The (Other) Other Guys
Frequent readers of Curly W Live may remember that we already used the title The Other Guys for a piece earlier this year, when detailing many of the overlooked performances in Washington’s three-game road sweep of the Red Sox at Fenway back in June. However, we felt compelled to go back to the well when discussing the recent accomplishments of Edwin Jackson and Ross Detwiler, and with good reason.

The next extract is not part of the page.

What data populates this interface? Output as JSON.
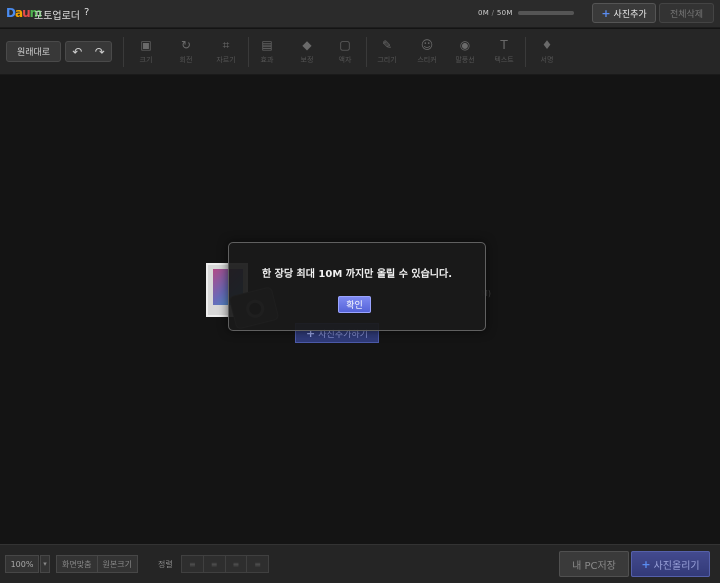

Following Detwiler’s latest gem, a scoreless, seven-inning effort that saw him allow just four hits and three walks while earning his ninth victory, the shaggy-haired southpaw set up shop in front of his locker in the home clubhouse, awaiting the post-game media scrum. As the cameras flipped on their lights and began rolling tape, he pointed over his left shoulder at a small poster that was taped into the upper-right corner.
“Make sure you get that in the shot,” he said with a wry smile.
The poster was a photoshopped version of the movie poster from the buddy cop comedy “The Other Guys,” starring Will Ferrell and Mark Wahlberg. The image showed two men jumping through the air, double-fisting pistols, with Detwiler and Jackson’s heads (complete with Nationals road caps) plastered over the original stars.
“Edwin’s fiancée emailed them to my fiancée,” explained Detwiler of the origin of the photo. “Then she sent it to me, I forwarded it to (Nats Advance Scouting & Video Coordinator) Erick Dalton and he printed it out for me.”
Sure, the photo is a funny joke, one of the light-hearted pieces of humor that keeps a clubhouse fresh and relaxed during a long season full of both immediate and long-term pressure. But this particular piece meant a little more. Detwiler and Jackson really are those “other guys,” the oft-overlooked pair in the rotation, despite their success this season. To put their value in perspective, try to identify the members of the starting rotation by their ERA, opponents batting average, and strikeout-to-walk rates since the team opened its first homestand of the second half of the season on July 17:
- 2.79 ERA (19 ER/61.1 IP), .220 BAA, 2.38 K/BB
- 3.41 ERA (23 ER/60.1 IP), .241 BAA, 2.33 K/BB
- 2.79 ERA (16 ER/51.2 IP), .226 BAA, 3.65 K/BB
- 3.51 ERA (20 ER/51.1 IP), .224 BAA, 3.75 K/BB
- 4.28 ERA (23 ER/48.1 IP), .278 BAA, 4.20 K/BB
Honestly, you would have no idea which pitcher was which. Sure, you could try to make some educated guesses, but they would most certainly be guesses, without looking up the numbers yourself. For the sake of time, we’ll just go ahead and tell you that the rotation is listed alphabetically by last name: Detwiler, Gonzalez, Jackson, Strasburg, Zimmermann. The so-called “other guys” share an identical 2.79 ERA in that span. Detwiler owns the lowest opponents batting average, with Jackson’s 62 strikeouts leading the staff over that stretch.
The point, obviously, is to take nothing away from the front end of the rotation, merely to point out that the front of the Nationals rotation never really ends, not when they have other guys like Jackson and Detwiler throwing every fifth day. But even more so, it’s the willingness of those guys to own their role, content with knowing that they will play just as big a part as any of their other rotation mates in Washington’s success down the stretch and into October.